The morning after Brian and Susan were settled in at Ramon’s Resort Village and Karen and Rose were off doing yoga somewhere, I quietly slipped into the Dr. Otto Rodriguez San Pedro PolyClinic II and took a seat.
One absurdly high blood pressure reading later and a consultation with Dr. Harrison and I was up on a gurney with probes being stuck to my body in preparation for an EKG.
Only the machine was broken. So I walked down the street to the private Clinica los Pinos and walked out 30 minutes later with a crisp EKG printout and $50US less in my wallet.
Back at the PolyClinic, Dr. Harrison drew a practiced eye over the rows of squiggles, jotted with the point of her pen here and there, but found nothing extraordinary. Just the same, she ordered up a slate of blood tests and made sure I had access to my daily aspirin. She also echoed Karen: “Get back on that blood pressure medication and drop in every other day for a reading to make sure the meds are still doing their job.”
My next step, she said, is to make an appointment with a cardiologist in Belize City.
Sooner, rather than later.
She wrote up a referral to the cardiologist in Belize City’s busy public facility, The Karl Heusner Memorial Hospital. But, she noted, there are private-practice cardiologist in the city from whom I might get an appointment more quickly.
Not bad. Good hard information, some direction and a decent referral in under two hours. I walked over to the receptionist and asked what all this would cost me.
“Nothing,” she said, then nodded toward an old box that looked as if it had been lifted from in front of a plaster statue of a saint in the church. “But we do take donations.” Rose stuffed a bunch of bills into the box. With gratitude.
I had no idea. I mean, just because it is a government clinic, it never occurred to me that a country as small and poor as Belize could provide free basic medical care to all. I thought for sure there would be a sliding scale or a gringo rate.
The PolyClinic has its limits – and next month those will be stretched as the doors are to open 24 hours a day for the first time – but for emergency care and basics, it seems to be a darn good facility. I’ve heard as much from others who have dropped in with broken arms, cuts and fevers and the like. The lines can grow long, the equipment does break down. But good people can compensate and I have had a run of good people there.

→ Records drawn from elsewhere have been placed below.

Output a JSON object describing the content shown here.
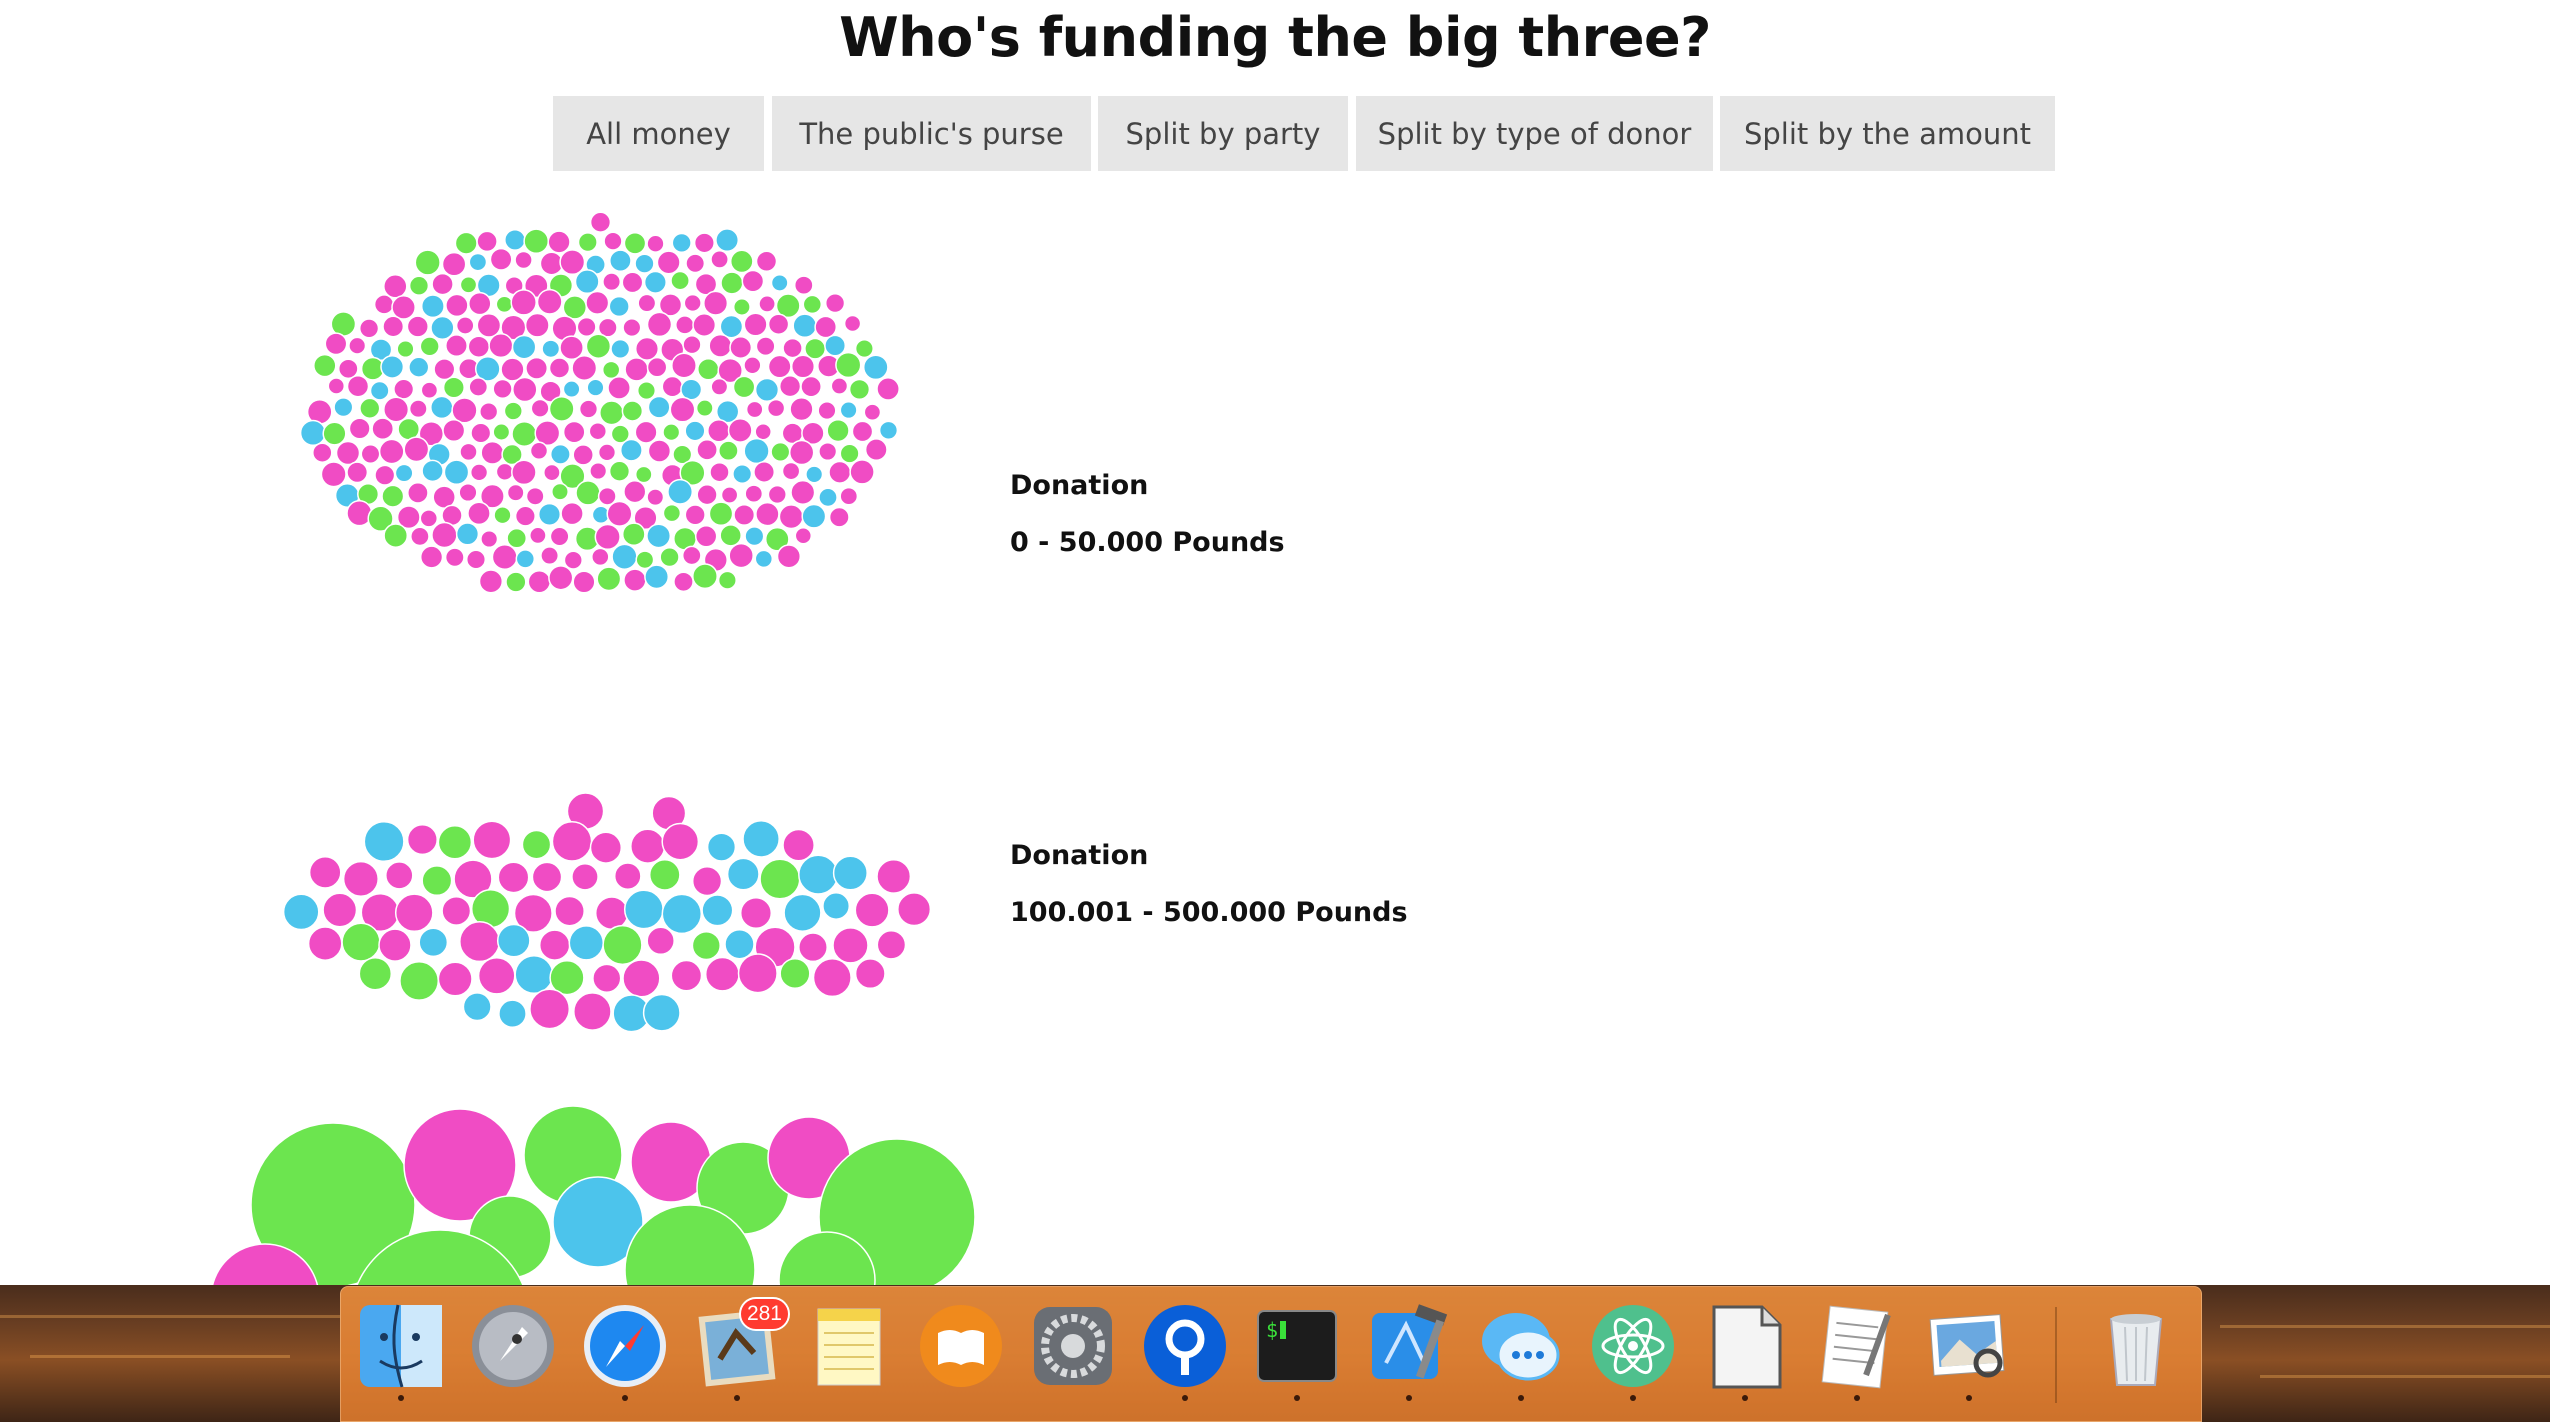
{
  "title": "Who's funding the big three?",
  "tabs": [
    {
      "label": "All money"
    },
    {
      "label": "The public's purse"
    },
    {
      "label": "Split by party"
    },
    {
      "label": "Split by type of donor"
    },
    {
      "label": "Split by the amount"
    }
  ],
  "groups": [
    {
      "label": "Donation",
      "range": "0 - 50.000 Pounds"
    },
    {
      "label": "Donation",
      "range": "100.001 - 500.000 Pounds"
    }
  ],
  "colors": {
    "magenta": "#f04cc4",
    "green": "#6ce54f",
    "blue": "#4cc4ec",
    "tab_bg": "#e6e6e6"
  },
  "dock": {
    "items": [
      {
        "name": "finder-icon",
        "running": true
      },
      {
        "name": "launchpad-icon",
        "running": false
      },
      {
        "name": "safari-icon",
        "running": true
      },
      {
        "name": "mail-icon",
        "running": true,
        "badge": "281"
      },
      {
        "name": "notes-icon",
        "running": false
      },
      {
        "name": "ibooks-icon",
        "running": false
      },
      {
        "name": "system-preferences-icon",
        "running": false
      },
      {
        "name": "sourcetree-icon",
        "running": true
      },
      {
        "name": "terminal-icon",
        "running": true
      },
      {
        "name": "xcode-icon",
        "running": true
      },
      {
        "name": "messages-icon",
        "running": true
      },
      {
        "name": "atom-icon",
        "running": true
      },
      {
        "name": "blank-document-icon",
        "running": true
      },
      {
        "name": "textedit-icon",
        "running": true
      },
      {
        "name": "preview-icon",
        "running": true
      },
      {
        "name": "trash-icon",
        "running": false
      }
    ],
    "terminal_prompt": "$"
  }
}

Now I’m left wondering if there is a support group that raises funds for the clinic. It could use a paint job. And the EKG machine is broken. So, too, apparently is a lot of the equipment used to analyze blood samples, as the lab could only do two of the 10 requested by Dr. Johnson.
We have fund-raisers for the Humane Society, Red Cross, barrier beach and myriad worthy causes. I don’t recall one for the PolyClinic.